EXCERPTED DATA
- - -
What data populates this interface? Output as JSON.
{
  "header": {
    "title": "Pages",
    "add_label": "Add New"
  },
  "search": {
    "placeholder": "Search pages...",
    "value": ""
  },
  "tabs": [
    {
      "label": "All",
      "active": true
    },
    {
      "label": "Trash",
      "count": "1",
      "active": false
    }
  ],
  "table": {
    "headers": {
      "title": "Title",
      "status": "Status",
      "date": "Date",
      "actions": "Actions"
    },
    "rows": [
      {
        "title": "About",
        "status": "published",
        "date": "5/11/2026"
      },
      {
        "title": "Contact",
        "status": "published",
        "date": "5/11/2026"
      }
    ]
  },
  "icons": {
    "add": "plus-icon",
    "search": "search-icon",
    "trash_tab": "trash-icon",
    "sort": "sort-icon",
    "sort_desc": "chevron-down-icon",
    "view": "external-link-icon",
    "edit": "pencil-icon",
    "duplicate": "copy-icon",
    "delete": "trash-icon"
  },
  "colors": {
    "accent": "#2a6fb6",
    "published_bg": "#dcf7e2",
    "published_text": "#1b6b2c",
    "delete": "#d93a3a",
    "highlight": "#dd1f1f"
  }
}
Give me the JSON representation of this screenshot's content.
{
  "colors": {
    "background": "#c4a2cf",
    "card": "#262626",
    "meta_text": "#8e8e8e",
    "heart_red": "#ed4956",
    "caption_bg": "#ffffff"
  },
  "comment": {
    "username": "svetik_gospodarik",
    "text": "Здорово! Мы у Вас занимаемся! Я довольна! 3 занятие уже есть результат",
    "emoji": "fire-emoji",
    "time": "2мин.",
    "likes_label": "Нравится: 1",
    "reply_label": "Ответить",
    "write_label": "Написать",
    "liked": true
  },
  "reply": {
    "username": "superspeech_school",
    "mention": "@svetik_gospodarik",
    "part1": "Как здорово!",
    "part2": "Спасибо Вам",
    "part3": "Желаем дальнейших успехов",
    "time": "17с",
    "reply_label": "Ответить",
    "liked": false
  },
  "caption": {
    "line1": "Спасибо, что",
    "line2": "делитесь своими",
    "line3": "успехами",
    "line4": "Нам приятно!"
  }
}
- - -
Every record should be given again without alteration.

What data populates this interface? Output as JSON.
{
  "header": {
    "title": "Pages",
    "add_label": "Add New"
  },
  "search": {
    "placeholder": "Search pages...",
    "value": ""
  },
  "tabs": [
    {
      "label": "All",
      "active": true
    },
    {
      "label": "Trash",
      "count": "1",
      "active": false
    }
  ],
  "table": {
    "headers": {
      "title": "Title",
      "status": "Status",
      "date": "Date",
      "actions": "Actions"
    },
    "rows": [
      {
        "title": "About",
        "status": "published",
        "date": "5/11/2026"
      },
      {
        "title": "Contact",
        "status": "published",
        "date": "5/11/2026"
      }
    ]
  },
  "icons": {
    "add": "plus-icon",
    "search": "search-icon",
    "trash_tab": "trash-icon",
    "sort": "sort-icon",
    "sort_desc": "chevron-down-icon",
    "view": "external-link-icon",
    "edit": "pencil-icon",
    "duplicate": "copy-icon",
    "delete": "trash-icon"
  },
  "colors": {
    "accent": "#2a6fb6",
    "published_bg": "#dcf7e2",
    "published_text": "#1b6b2c",
    "delete": "#d93a3a",
    "highlight": "#dd1f1f"
  }
}
Give me the JSON representation of this screenshot's content.
{
  "colors": {
    "background": "#c4a2cf",
    "card": "#262626",
    "meta_text": "#8e8e8e",
    "heart_red": "#ed4956",
    "caption_bg": "#ffffff"
  },
  "comment": {
    "username": "svetik_gospodarik",
    "text": "Здорово! Мы у Вас занимаемся! Я довольна! 3 занятие уже есть результат",
    "emoji": "fire-emoji",
    "time": "2мин.",
    "likes_label": "Нравится: 1",
    "reply_label": "Ответить",
    "write_label": "Написать",
    "liked": true
  },
  "reply": {
    "username": "superspeech_school",
    "mention": "@svetik_gospodarik",
    "part1": "Как здорово!",
    "part2": "Спасибо Вам",
    "part3": "Желаем дальнейших успехов",
    "time": "17с",
    "reply_label": "Ответить",
    "liked": false
  },
  "caption": {
    "line1": "Спасибо, что",
    "line2": "делитесь своими",
    "line3": "успехами",
    "line4": "Нам приятно!"
  }
}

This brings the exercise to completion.